5. Sabotage. Because passive-aggressive people do not solve the problems in a mature way, they often resort to indirect tactics to hurt. These people will not say that they do not want to do anything, but they will resort to sabotage so as not to be involved or make the project fail. They may also resort to blackmail, even if subtly, to limit your freedom of action and decision.
6. Victimization. The passive-aggressive person does not look for a direct confrontation, so often he shows himself as a victim to generate guilt in others and then be able to manipulate them.
7. Ignorant resistance. When trying to clear a passive-aggressive person, this will never take responsibility for his words or attitudes.

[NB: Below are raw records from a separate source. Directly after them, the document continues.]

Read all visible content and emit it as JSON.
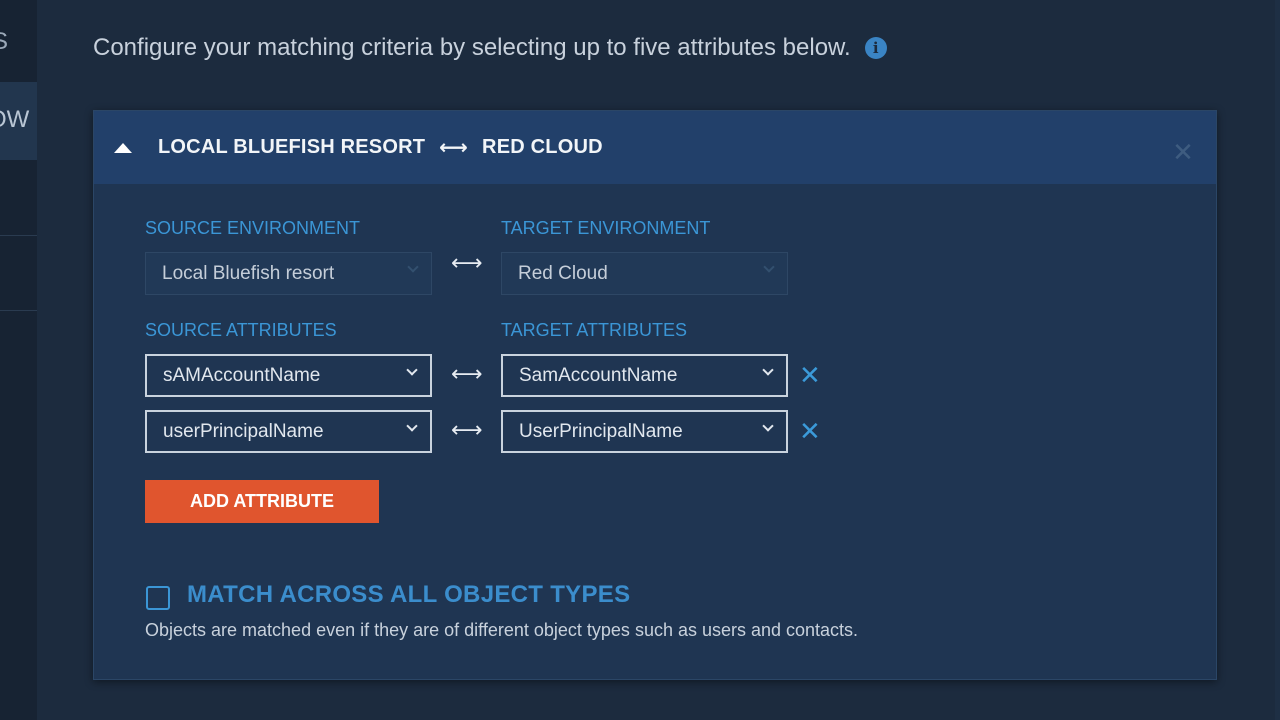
{
  "left_nav": {
    "items": [
      "S",
      "OW"
    ]
  },
  "intro": {
    "text": "Configure your matching criteria by selecting up to five attributes below.",
    "info_icon": "info-icon"
  },
  "panel": {
    "title_source": "LOCAL BLUEFISH RESORT",
    "title_arrow": "⟷",
    "title_target": "RED CLOUD",
    "close_icon": "close-icon"
  },
  "environments": {
    "source_label": "SOURCE ENVIRONMENT",
    "target_label": "TARGET ENVIRONMENT",
    "source_value": "Local Bluefish resort",
    "target_value": "Red Cloud"
  },
  "attributes": {
    "source_label": "SOURCE ATTRIBUTES",
    "target_label": "TARGET ATTRIBUTES",
    "rows": [
      {
        "source": "sAMAccountName",
        "target": "SamAccountName"
      },
      {
        "source": "userPrincipalName",
        "target": "UserPrincipalName"
      }
    ],
    "swap_glyph": "⟷",
    "remove_glyph": "✕"
  },
  "add_button": {
    "label": "ADD ATTRIBUTE"
  },
  "match_all": {
    "label": "MATCH ACROSS ALL OBJECT TYPES",
    "description": "Objects are matched even if they are of different object types such as users and contacts.",
    "checked": false
  },
  "colors": {
    "accent_blue": "#3b96d6",
    "button_orange": "#e0552e",
    "panel_bg": "#1f3552",
    "header_bg": "#22406a"
  }
}
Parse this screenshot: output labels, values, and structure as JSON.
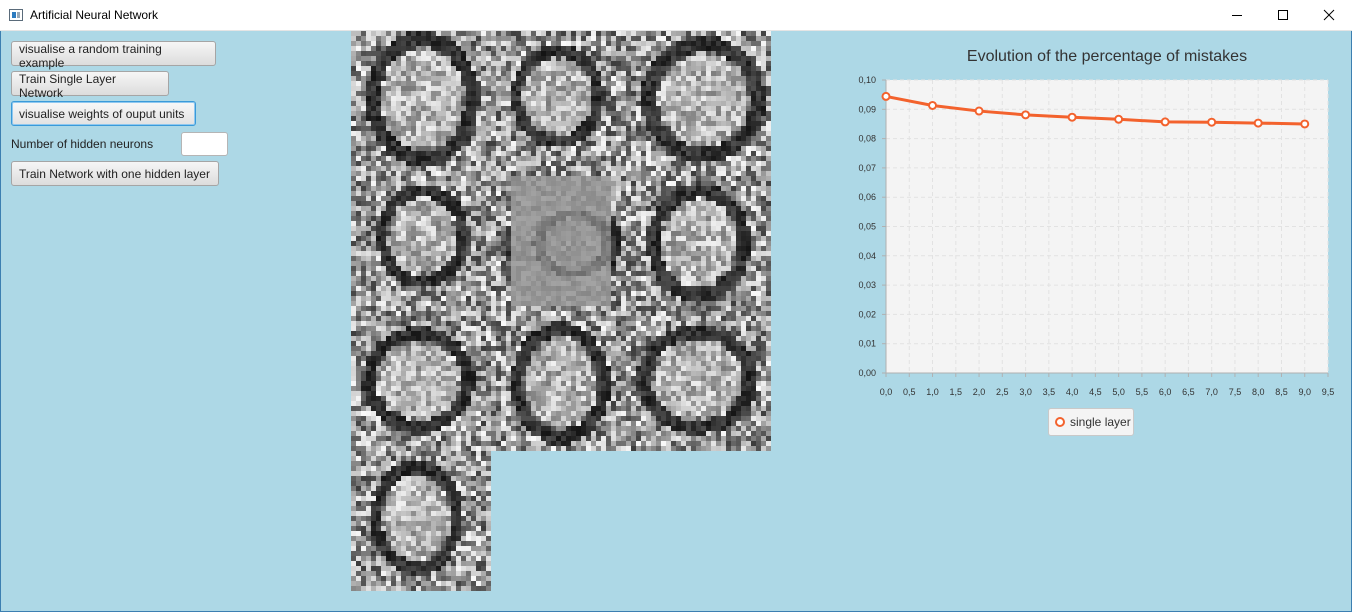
{
  "window": {
    "title": "Artificial Neural Network",
    "controls": [
      "minimize-icon",
      "maximize-icon",
      "close-icon"
    ]
  },
  "sidebar": {
    "visualise_example_label": "visualise a random training example",
    "train_single_label": "Train Single Layer Network",
    "visualise_weights_label": "visualise  weights of ouput units",
    "hidden_neurons_label": "Number of hidden neurons",
    "hidden_neurons_value": "",
    "train_hidden_label": "Train Network with one hidden layer"
  },
  "colors": {
    "background": "#add8e6",
    "series": "#f3622d",
    "plot_background": "#f4f4f4"
  },
  "chart_data": {
    "type": "line",
    "title": "Evolution of the percentage of mistakes",
    "xlabel": "",
    "ylabel": "",
    "xlim": [
      0,
      9.5
    ],
    "ylim": [
      0,
      0.1
    ],
    "x_ticks": [
      "0,0",
      "0,5",
      "1,0",
      "1,5",
      "2,0",
      "2,5",
      "3,0",
      "3,5",
      "4,0",
      "4,5",
      "5,0",
      "5,5",
      "6,0",
      "6,5",
      "7,0",
      "7,5",
      "8,0",
      "8,5",
      "9,0",
      "9,5"
    ],
    "y_ticks": [
      "0,00",
      "0,01",
      "0,02",
      "0,03",
      "0,04",
      "0,05",
      "0,06",
      "0,07",
      "0,08",
      "0,09",
      "0,10"
    ],
    "grid": true,
    "legend_position": "bottom",
    "series": [
      {
        "name": "single layer",
        "x": [
          0,
          1,
          2,
          3,
          4,
          5,
          6,
          7,
          8,
          9
        ],
        "y": [
          0.0944,
          0.0913,
          0.0894,
          0.0881,
          0.0873,
          0.0866,
          0.0857,
          0.0856,
          0.0853,
          0.085
        ]
      }
    ]
  }
}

He will deny that he has said what he is being accused of, and will say that you invented it. This is a particularly frustrating attitude.
How to behave with someone who exhibits a passive-aggressive behavior?
1. Identify the behavior. The first step is to identify passive-aggressive behavior and understand that it is a disguised hostility. We should not be fooled by the apparent harmlessness because it hides a disguised aggression.
2. Ask for clarification. Passive-aggressive people often abandon their manipulation tactics when they realize that they have been discovered. You do not have to get angry or raise the tone, but when these people resort to sarcasm or subtle insults, you can simply ask them, “What did you mean?” Asking them to be more specific puts them to the ropes, so usually it’s enough to stop them.
3. Unmask the emotion. In each relationship there are two parts, which means that to continue the passive-aggressive behavior, the person has to count on your “complicity”. So do not follow his game, and instead, unmask the emotion that is at the basis of his words or attitudes. You can say, “I feel you are annoyed and angry.”
4. Manage the refusal. When you detect a passive-aggressive behavior, the first reaction of the person is denying his intentions. It’s normal, since he does not want a direct clash. At this point it is important not to feel frustrated and resort to an assertive style of communication. It is not about being right, but resolve a conflict in which both must win. Therefore, before denial, you can say: “From your words I have deduced that you’re angry, because if I were in your place I would,” in this way you show empathy and lower the guard of the person.
5. Set limits. There are moments when there is no other alternative than resort to a direct coping style. In that case, you have to clarify, without getting angry, that you will not tolerate any type of emotional blackmail, victimization or sarcasm. When you do it, it’s important you put yourself in that person’s place, who probably does not know any other form to relate to others. Highlight his strengths and emphasize your willingness to dialogue, but with respect, avoiding manipulation.
Hongying, F. et. Al. (2016) Predicting personality disorder functioning styles by the Chinese Adjective Descriptors of Personality: a preliminary trial in healthy people and personality disorder patients. BMC Psychiatry; 16(1): 302.